The value add of emotional labor has never been fully quantified in the open market.
Think about it.
How often does American culture put a price tag on a mother’s hug? It can be argued that when a mother nurtures a child, rather than rejecting it, in aggregate, those positive interactions build over time and allow the child to experience all the glories that adulthood has to offer. In addition, it can be argued that nurturing a child encourages productivity and adds to the positive economic growth of the overall economy.
The opposite can also be argued. A mother’s rejection, in aggregate, over time, can lead to a loss of productivity in that individual when they reach adulthood, and a net negative on society and culture in the form of increased conflict, increased likelihood of incarceration and other social pathologies.
Oh, if it were only so cut and dry.
The fact of the matter is, mothers are people and sometimes they hit the mark, sometimes they miss the mark and sometimes the child becomes an adult and does whatever they want, independent of the particulars of their upbringing.

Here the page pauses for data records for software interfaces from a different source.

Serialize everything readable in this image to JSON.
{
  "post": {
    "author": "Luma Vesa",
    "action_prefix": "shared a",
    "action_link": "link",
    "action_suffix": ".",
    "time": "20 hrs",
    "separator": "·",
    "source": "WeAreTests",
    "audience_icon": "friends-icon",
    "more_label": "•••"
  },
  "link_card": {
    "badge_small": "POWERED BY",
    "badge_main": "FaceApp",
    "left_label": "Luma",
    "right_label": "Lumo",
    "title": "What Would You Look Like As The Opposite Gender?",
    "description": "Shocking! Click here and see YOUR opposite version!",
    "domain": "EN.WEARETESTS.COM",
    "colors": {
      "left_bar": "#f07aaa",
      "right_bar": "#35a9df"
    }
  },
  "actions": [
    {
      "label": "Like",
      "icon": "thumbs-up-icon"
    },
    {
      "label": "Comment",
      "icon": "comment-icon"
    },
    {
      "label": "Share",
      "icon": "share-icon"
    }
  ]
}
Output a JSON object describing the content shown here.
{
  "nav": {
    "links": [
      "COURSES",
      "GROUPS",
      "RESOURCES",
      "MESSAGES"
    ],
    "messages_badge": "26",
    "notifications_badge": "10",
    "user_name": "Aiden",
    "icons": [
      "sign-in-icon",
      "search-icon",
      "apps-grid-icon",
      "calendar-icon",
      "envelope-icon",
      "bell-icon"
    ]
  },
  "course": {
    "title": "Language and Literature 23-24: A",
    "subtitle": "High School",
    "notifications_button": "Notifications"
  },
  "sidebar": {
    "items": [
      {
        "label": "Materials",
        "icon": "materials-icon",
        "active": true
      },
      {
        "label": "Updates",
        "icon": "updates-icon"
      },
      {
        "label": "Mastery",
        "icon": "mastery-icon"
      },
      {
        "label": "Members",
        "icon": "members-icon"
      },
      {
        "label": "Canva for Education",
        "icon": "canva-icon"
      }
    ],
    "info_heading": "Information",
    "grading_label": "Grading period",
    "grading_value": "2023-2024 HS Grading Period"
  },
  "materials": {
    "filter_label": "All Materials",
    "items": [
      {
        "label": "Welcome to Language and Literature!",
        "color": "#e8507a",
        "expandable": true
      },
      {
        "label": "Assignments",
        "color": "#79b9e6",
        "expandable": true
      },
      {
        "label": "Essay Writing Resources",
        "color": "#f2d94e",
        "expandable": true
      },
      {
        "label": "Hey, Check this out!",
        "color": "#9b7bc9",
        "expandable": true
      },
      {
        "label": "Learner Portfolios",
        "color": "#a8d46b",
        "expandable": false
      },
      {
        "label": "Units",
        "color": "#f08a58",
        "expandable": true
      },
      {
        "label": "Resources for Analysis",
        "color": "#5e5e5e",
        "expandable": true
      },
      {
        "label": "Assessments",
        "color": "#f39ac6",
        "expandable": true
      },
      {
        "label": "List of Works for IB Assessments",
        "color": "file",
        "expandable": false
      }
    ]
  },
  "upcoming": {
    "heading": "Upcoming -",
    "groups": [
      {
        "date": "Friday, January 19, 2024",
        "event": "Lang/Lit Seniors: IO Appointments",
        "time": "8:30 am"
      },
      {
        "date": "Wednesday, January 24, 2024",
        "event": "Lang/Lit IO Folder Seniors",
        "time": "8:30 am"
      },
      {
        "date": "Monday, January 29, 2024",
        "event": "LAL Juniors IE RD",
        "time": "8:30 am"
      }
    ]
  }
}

The trouble with monetizing all of those possible outcomes is that there is no clear line to guarentee surety of outcome. The kind of lines that economists, public policy researchers, and politicians like which are simple and make for good sound bites or quippy image quotes. The kind of lines that make for good stories on the nightly news of triumph and tragedy.
What if there were a way to monetize that emotional labor?

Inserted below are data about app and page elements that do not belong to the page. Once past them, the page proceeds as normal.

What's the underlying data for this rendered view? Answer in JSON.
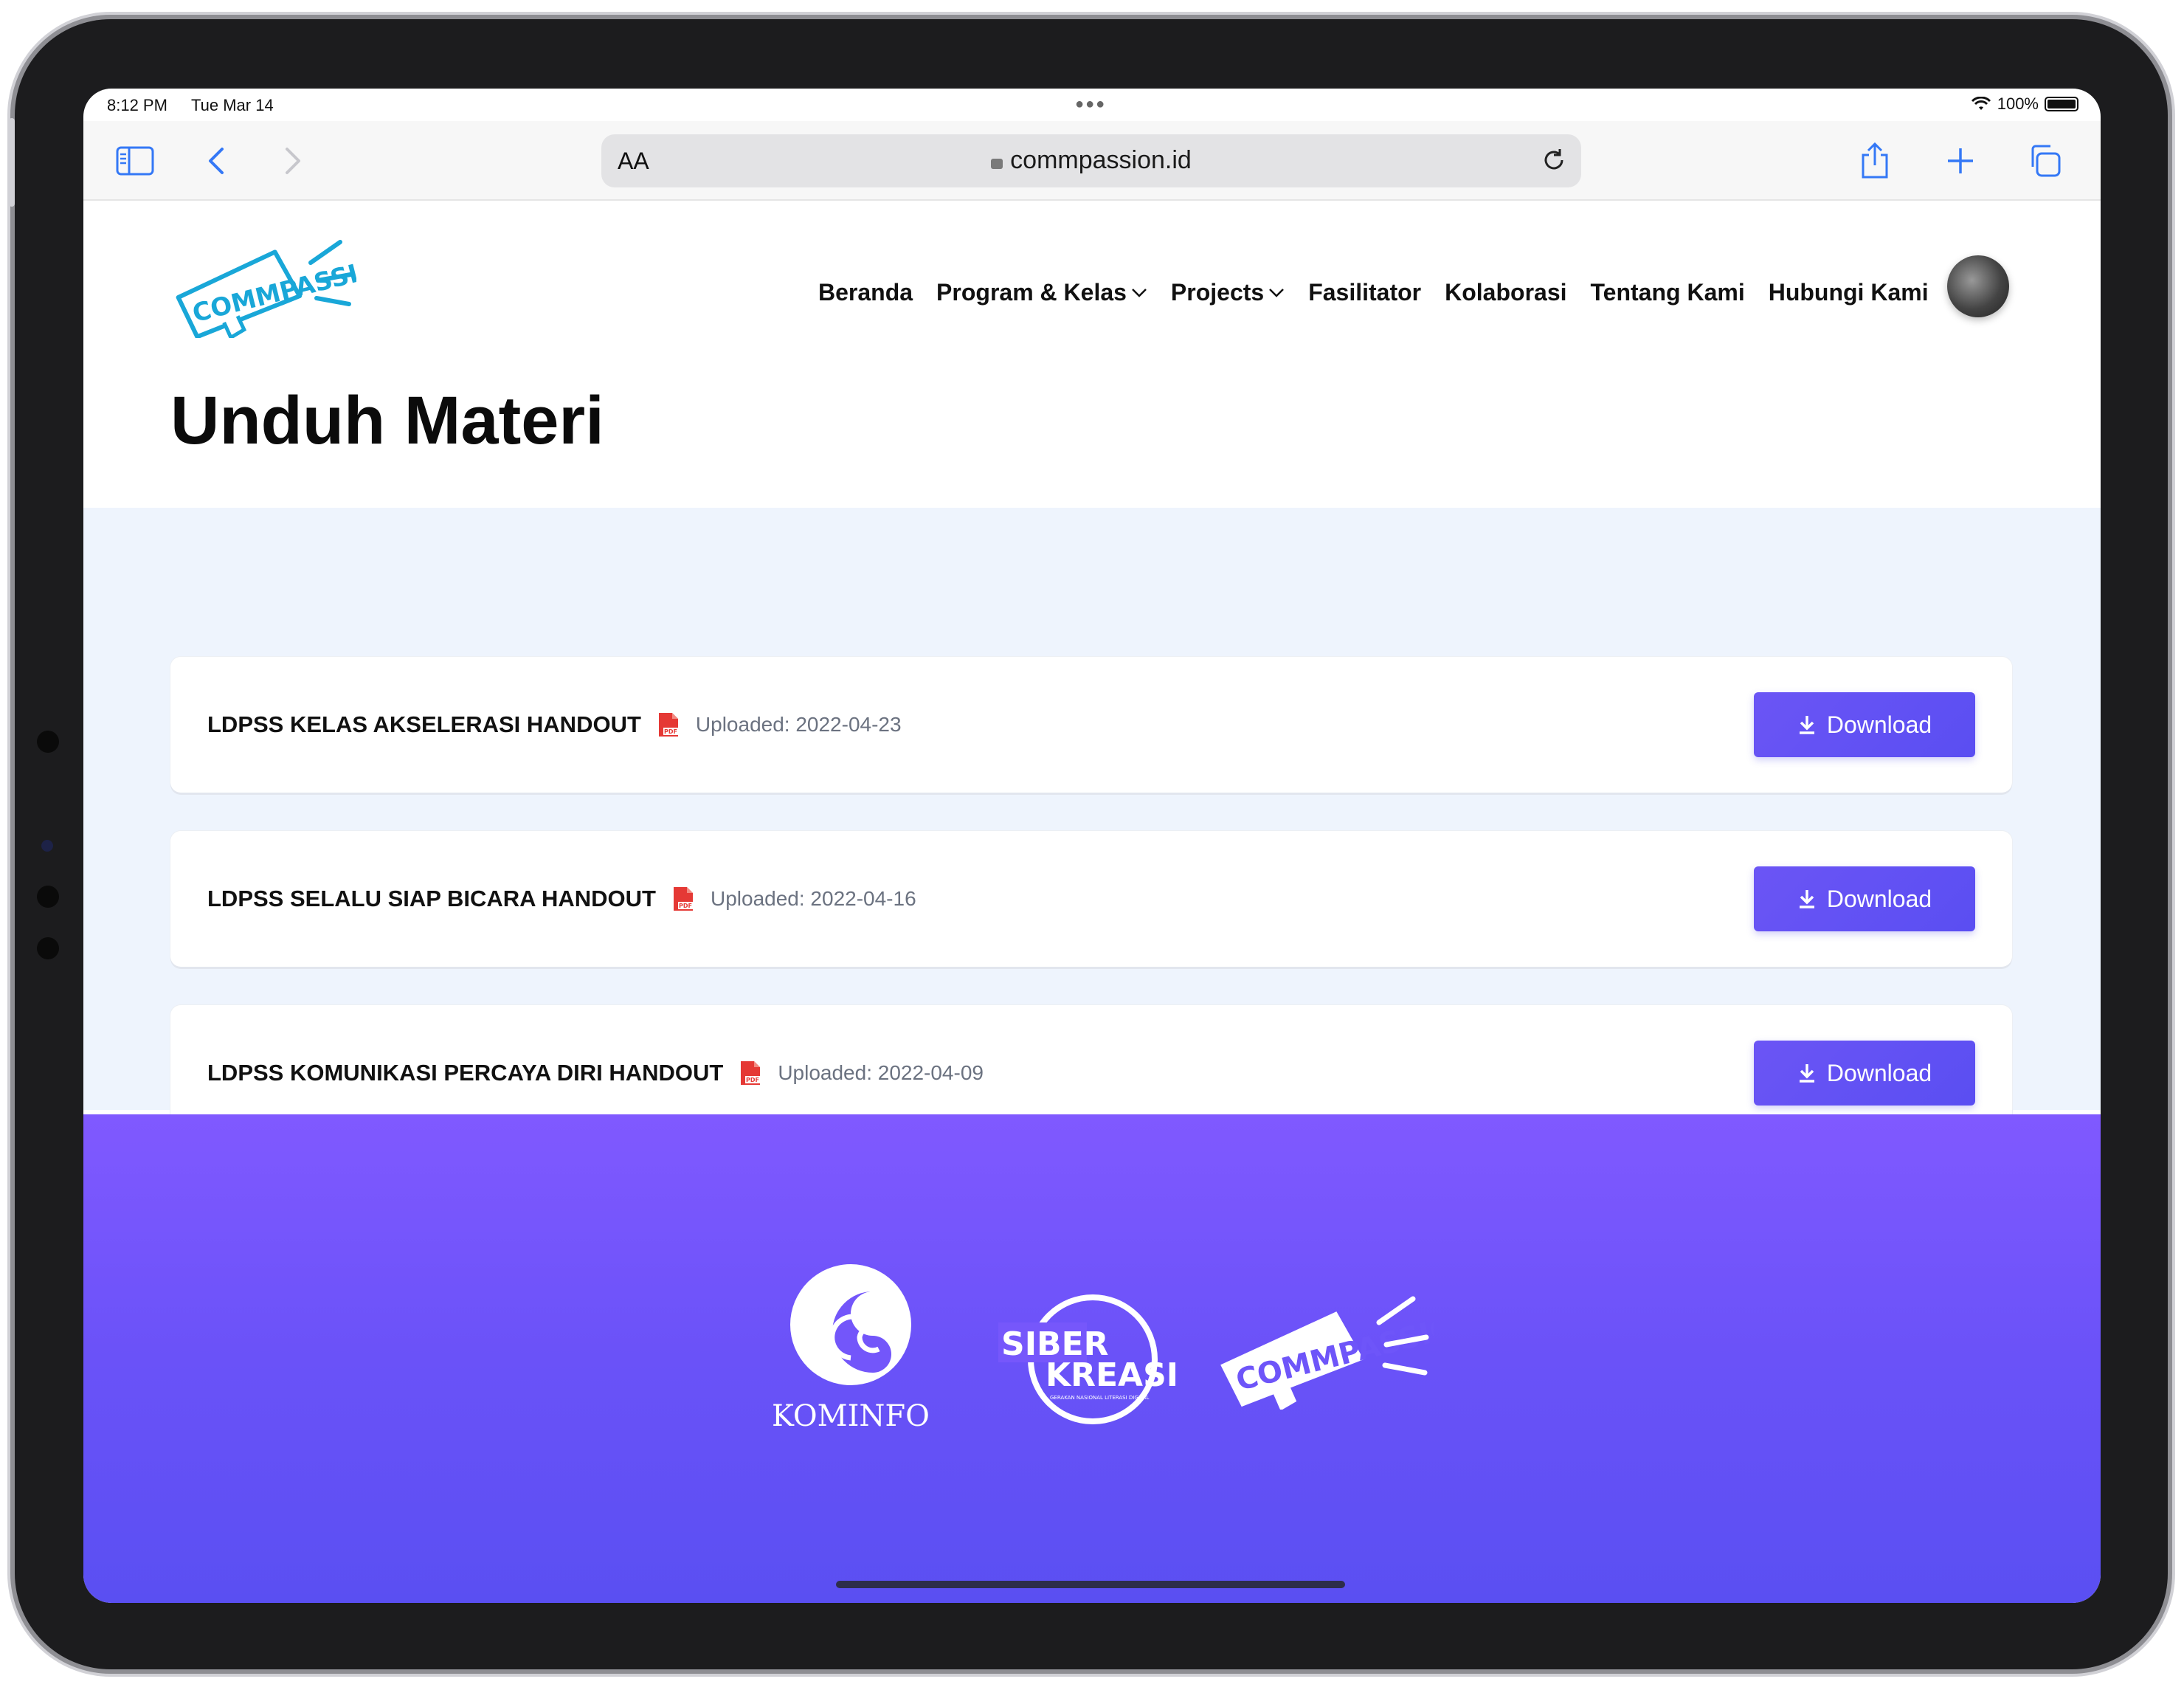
{
  "status": {
    "time": "8:12 PM",
    "date": "Tue Mar 14",
    "battery": "100%"
  },
  "browser": {
    "aa_label": "AA",
    "url": "commpassion.id"
  },
  "site": {
    "logo_text": "COMMPASSION",
    "nav": [
      {
        "label": "Beranda",
        "dropdown": false
      },
      {
        "label": "Program & Kelas",
        "dropdown": true
      },
      {
        "label": "Projects",
        "dropdown": true
      },
      {
        "label": "Fasilitator",
        "dropdown": false
      },
      {
        "label": "Kolaborasi",
        "dropdown": false
      },
      {
        "label": "Tentang Kami",
        "dropdown": false
      },
      {
        "label": "Hubungi Kami",
        "dropdown": false
      }
    ]
  },
  "page": {
    "title": "Unduh Materi"
  },
  "materials": [
    {
      "title": "LDPSS KELAS AKSELERASI HANDOUT",
      "uploaded": "Uploaded: 2022-04-23",
      "button": "Download"
    },
    {
      "title": "LDPSS SELALU SIAP BICARA HANDOUT",
      "uploaded": "Uploaded: 2022-04-16",
      "button": "Download"
    },
    {
      "title": "LDPSS KOMUNIKASI PERCAYA DIRI HANDOUT",
      "uploaded": "Uploaded: 2022-04-09",
      "button": "Download"
    }
  ],
  "footer": {
    "logos": [
      {
        "name": "KOMINFO",
        "text": "KOMINFO"
      },
      {
        "name": "SIBERKREASI",
        "text_top": "SIBER",
        "text_bottom": "KREASI",
        "small": "GERAKAN NASIONAL LITERASI DIGITAL"
      },
      {
        "name": "COMMPASSION",
        "text": "COMMPASSION"
      }
    ]
  },
  "colors": {
    "accent": "#5b4ff2",
    "footer_top": "#8059ff",
    "pdf_red": "#e53935",
    "logo_cyan": "#19a7d8"
  }
}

Micropayments, crowd funding, micro-lending and other ways of passing along money, whether in the form of a remittance, a direct payment, or through being involved romantically in a story, all allow the valuation of something that has never been valued (monetarily) before. The labor that matters—not the idea labor that James Altucher talks about or even the manufacturing labor that politicians talk about once in a while, or the digital labor that seems to be hot right now—is the labor of the heart. The micro interactions (positive and negative) that happen between people and lead to small, interpersonal conflicts that mean more than whatever is going on in whatever country “over there.”
Technologies that fund the unbundling of value from labor—such as blockchain—can serve to fundamentally reshape the value of the emotional labor that matters on the open market. This idea is harder to accept than universal basic income, or any other idea that seeks to unbundle work from being paid for that work.
Valuing emotional output has always been a struggle in a capitalistic, Protestant work ethic based culture that exists in America, but our technologies have brought us to the point where we can begin to build—and honor—that emotional output, rather than merely continuing to ignore it.
-Peace Be With You All-
Jesan Sorrells, MA
Principle Conflict Engagement Consultant
Human Services Consulting and Training (HSCT)
Email HSCT: firstname.lastname@example.org